### Task data:

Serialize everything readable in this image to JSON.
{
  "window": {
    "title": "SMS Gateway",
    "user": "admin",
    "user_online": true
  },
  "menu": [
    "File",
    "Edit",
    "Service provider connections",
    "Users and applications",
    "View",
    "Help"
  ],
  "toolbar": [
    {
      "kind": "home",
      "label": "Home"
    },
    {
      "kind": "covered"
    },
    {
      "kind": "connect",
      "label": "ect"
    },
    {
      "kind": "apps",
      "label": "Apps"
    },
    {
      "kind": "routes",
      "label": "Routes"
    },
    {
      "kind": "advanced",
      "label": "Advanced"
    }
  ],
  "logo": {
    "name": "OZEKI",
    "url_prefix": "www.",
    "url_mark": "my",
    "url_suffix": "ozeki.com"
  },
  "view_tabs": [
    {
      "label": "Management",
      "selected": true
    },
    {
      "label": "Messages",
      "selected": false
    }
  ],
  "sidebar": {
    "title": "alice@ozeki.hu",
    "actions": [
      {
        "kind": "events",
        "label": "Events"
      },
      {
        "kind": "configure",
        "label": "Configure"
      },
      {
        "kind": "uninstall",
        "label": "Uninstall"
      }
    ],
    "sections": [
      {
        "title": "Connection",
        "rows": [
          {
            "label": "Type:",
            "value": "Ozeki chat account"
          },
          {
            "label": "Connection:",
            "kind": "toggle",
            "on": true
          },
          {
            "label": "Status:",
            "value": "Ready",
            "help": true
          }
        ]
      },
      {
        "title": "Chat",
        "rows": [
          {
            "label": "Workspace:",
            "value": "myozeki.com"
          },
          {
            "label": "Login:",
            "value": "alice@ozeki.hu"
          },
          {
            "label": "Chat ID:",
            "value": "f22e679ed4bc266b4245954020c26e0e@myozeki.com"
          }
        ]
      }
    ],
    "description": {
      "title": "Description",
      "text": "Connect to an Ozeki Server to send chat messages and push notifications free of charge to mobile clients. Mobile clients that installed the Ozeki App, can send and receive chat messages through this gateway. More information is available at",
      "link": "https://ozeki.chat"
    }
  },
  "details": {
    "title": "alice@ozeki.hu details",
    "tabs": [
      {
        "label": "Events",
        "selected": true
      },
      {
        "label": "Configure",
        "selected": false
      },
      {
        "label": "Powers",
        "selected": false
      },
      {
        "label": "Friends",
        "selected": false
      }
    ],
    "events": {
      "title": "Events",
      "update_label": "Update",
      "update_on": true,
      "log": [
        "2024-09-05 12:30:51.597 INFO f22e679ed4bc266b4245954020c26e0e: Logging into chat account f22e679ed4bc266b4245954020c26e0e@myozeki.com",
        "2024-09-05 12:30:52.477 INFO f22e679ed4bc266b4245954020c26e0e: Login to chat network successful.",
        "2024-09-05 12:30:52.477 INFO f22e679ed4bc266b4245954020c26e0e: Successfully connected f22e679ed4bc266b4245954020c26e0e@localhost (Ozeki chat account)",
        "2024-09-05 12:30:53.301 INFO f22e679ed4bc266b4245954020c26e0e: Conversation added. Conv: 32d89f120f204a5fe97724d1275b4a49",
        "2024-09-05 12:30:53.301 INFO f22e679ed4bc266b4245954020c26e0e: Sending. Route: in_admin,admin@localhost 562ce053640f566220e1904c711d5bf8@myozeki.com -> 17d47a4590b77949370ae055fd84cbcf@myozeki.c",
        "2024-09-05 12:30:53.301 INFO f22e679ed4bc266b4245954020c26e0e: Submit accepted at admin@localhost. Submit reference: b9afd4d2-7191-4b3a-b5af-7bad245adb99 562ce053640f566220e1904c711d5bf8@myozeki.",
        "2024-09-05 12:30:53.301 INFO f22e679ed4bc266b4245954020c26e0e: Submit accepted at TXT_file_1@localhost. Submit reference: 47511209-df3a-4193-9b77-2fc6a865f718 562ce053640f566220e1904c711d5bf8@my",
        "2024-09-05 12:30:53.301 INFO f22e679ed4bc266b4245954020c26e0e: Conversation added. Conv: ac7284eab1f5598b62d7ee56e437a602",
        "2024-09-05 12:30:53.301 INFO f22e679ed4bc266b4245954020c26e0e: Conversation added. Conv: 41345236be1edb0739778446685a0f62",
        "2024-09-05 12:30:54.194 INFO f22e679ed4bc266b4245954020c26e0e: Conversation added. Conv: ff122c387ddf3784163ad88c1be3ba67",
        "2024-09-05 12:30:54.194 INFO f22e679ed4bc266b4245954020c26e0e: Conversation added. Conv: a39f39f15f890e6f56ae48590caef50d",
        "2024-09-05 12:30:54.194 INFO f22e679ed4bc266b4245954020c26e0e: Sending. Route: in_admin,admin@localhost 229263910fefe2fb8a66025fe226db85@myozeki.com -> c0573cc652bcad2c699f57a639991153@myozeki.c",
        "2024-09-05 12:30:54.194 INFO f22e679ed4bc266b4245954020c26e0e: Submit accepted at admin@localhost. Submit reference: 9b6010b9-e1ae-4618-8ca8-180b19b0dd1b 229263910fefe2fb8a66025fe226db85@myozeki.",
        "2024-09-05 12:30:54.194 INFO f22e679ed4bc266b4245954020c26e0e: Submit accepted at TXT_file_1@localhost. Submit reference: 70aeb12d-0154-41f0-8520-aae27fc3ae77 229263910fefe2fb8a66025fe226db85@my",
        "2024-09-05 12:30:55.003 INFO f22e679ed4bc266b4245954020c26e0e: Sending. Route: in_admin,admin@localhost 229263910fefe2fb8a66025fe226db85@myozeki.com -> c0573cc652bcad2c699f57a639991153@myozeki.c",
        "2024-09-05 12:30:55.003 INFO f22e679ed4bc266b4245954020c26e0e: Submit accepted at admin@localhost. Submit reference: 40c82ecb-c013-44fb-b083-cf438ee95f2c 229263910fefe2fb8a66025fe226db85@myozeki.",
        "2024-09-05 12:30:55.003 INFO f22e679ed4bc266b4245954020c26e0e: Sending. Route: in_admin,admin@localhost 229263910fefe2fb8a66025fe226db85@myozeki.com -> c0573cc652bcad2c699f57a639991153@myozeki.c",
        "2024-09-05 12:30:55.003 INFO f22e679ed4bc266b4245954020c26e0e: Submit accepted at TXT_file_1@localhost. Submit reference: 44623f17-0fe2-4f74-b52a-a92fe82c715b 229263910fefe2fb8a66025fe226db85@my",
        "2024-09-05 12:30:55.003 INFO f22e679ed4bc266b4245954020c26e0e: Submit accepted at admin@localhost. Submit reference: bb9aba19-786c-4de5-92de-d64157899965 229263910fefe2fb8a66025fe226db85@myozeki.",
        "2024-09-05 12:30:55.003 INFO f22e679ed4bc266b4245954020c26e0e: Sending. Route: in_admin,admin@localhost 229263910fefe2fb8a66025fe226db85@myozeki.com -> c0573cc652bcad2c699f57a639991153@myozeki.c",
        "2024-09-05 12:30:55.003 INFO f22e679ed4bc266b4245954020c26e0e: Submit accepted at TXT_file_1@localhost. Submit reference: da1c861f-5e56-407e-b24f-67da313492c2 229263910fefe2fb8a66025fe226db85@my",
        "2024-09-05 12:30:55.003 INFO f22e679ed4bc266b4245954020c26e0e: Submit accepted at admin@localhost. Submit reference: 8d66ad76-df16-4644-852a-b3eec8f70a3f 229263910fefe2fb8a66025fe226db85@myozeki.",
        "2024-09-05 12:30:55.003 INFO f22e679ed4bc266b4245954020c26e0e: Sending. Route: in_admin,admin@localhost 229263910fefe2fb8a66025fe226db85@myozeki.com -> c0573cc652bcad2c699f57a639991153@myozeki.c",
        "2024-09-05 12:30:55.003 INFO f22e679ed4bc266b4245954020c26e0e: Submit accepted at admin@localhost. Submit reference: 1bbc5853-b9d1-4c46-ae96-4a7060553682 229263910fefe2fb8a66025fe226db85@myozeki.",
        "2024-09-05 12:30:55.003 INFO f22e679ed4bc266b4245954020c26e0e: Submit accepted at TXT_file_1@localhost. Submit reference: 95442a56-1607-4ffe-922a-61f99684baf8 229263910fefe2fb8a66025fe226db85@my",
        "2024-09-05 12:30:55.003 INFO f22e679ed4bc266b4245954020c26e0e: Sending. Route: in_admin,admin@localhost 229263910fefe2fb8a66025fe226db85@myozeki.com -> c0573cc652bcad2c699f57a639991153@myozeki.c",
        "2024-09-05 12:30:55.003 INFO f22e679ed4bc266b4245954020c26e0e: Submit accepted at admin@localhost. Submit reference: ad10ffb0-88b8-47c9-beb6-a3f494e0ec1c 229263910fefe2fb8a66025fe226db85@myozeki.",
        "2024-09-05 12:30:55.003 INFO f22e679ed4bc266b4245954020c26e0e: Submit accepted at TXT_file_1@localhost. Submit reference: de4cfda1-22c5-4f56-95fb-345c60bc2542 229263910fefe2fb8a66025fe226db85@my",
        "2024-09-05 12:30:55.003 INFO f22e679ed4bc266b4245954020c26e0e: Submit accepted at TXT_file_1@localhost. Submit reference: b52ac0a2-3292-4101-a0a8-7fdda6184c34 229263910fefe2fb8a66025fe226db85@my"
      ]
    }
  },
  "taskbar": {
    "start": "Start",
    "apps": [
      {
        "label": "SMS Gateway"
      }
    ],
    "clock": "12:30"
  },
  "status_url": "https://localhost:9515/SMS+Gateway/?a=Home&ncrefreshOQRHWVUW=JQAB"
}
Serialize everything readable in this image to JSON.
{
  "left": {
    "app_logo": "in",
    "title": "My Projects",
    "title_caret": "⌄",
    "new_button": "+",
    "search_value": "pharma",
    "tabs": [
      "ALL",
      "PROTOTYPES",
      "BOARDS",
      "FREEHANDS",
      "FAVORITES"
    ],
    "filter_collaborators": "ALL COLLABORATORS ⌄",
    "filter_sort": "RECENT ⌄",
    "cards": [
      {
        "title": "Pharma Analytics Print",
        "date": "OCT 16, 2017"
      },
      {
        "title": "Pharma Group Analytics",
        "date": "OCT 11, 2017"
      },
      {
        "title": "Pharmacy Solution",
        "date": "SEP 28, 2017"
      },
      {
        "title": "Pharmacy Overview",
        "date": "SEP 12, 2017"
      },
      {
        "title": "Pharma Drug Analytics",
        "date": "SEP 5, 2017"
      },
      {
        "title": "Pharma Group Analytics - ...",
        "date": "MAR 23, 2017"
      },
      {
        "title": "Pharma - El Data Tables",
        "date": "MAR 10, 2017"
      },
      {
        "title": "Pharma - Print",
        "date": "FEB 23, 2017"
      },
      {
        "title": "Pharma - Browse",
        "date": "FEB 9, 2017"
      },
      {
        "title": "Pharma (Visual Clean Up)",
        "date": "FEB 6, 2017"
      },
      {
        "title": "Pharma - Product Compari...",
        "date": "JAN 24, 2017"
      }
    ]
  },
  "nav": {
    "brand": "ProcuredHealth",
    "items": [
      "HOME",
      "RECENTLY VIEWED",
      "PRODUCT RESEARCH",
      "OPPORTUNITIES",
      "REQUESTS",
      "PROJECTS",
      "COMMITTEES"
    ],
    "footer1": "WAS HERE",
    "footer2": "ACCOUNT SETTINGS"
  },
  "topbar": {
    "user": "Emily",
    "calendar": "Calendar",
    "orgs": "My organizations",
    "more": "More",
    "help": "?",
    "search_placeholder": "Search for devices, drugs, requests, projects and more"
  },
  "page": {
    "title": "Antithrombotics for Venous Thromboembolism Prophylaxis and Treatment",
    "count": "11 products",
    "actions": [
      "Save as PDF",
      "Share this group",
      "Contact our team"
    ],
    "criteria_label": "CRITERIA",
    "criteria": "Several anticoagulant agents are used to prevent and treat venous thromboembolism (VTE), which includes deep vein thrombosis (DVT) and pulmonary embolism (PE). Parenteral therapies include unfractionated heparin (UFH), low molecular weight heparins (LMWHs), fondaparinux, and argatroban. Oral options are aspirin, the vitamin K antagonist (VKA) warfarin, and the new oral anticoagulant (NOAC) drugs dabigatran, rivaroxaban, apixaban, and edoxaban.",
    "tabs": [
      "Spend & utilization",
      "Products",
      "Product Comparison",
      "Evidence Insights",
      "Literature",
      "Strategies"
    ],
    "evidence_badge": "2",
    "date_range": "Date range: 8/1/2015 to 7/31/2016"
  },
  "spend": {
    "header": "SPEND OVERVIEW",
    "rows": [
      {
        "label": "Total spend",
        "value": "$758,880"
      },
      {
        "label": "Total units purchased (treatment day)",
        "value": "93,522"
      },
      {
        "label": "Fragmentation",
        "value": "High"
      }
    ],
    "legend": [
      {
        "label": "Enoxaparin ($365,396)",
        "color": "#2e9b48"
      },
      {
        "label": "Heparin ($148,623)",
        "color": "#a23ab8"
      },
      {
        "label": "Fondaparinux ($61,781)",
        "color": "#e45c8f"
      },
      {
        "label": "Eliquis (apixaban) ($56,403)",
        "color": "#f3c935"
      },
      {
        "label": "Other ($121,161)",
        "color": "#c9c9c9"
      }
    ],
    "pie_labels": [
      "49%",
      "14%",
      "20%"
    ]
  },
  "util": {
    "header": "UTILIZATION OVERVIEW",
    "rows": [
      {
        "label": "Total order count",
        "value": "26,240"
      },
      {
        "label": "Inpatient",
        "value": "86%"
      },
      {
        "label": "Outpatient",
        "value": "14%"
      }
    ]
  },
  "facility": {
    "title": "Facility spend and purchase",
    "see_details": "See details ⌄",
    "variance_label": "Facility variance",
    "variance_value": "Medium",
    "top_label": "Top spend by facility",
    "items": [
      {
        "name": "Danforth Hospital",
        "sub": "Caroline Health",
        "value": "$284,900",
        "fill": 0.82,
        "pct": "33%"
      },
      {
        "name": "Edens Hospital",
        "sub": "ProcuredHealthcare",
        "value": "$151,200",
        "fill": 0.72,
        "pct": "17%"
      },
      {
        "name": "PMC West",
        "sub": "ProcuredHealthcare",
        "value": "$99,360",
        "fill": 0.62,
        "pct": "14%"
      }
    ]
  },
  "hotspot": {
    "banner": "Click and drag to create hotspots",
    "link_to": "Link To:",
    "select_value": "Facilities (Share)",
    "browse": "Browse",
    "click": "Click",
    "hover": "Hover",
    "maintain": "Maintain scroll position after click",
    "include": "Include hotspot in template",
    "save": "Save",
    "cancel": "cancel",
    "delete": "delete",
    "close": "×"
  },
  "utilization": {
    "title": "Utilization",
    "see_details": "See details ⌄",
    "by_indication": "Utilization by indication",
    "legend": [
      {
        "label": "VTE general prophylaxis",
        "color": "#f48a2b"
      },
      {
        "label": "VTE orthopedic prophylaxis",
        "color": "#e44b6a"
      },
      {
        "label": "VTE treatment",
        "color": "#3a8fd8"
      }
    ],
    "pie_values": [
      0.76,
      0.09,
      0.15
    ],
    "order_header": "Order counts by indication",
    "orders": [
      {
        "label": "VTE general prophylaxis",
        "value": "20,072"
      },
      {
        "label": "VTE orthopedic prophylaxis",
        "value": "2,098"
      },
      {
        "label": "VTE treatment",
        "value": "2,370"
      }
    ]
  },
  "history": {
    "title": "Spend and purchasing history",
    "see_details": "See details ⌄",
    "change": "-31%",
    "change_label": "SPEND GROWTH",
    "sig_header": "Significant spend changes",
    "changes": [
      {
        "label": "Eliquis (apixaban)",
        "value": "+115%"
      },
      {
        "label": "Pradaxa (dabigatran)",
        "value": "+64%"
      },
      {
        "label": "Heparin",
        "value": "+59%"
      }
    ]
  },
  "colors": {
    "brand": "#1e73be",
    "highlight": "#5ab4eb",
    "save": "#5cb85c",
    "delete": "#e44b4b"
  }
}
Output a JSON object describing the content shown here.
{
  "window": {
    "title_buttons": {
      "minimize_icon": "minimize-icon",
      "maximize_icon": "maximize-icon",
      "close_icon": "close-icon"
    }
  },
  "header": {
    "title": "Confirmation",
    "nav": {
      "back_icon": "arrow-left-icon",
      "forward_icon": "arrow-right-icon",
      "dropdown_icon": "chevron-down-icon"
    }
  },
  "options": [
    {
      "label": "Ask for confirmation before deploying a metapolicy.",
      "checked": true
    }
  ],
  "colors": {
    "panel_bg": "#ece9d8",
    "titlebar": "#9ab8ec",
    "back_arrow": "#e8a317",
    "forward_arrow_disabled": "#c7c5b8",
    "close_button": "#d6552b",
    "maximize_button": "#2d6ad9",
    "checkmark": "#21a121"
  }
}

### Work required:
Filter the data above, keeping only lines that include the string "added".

### Solution for this problem:
        "2024-09-05 12:30:53.301 INFO f22e679ed4bc266b4245954020c26e0e: Conversation added. Conv: 32d89f120f204a5fe97724d1275b4a49",
        "2024-09-05 12:30:53.301 INFO f22e679ed4bc266b4245954020c26e0e: Conversation added. Conv: ac7284eab1f5598b62d7ee56e437a602",
        "2024-09-05 12:30:53.301 INFO f22e679ed4bc266b4245954020c26e0e: Conversation added. Conv: 41345236be1edb0739778446685a0f62",
        "2024-09-05 12:30:54.194 INFO f22e679ed4bc266b4245954020c26e0e: Conversation added. Conv: ff122c387ddf3784163ad88c1be3ba67",
        "2024-09-05 12:30:54.194 INFO f22e679ed4bc266b4245954020c26e0e: Conversation added. Conv: a39f39f15f890e6f56ae48590caef50d",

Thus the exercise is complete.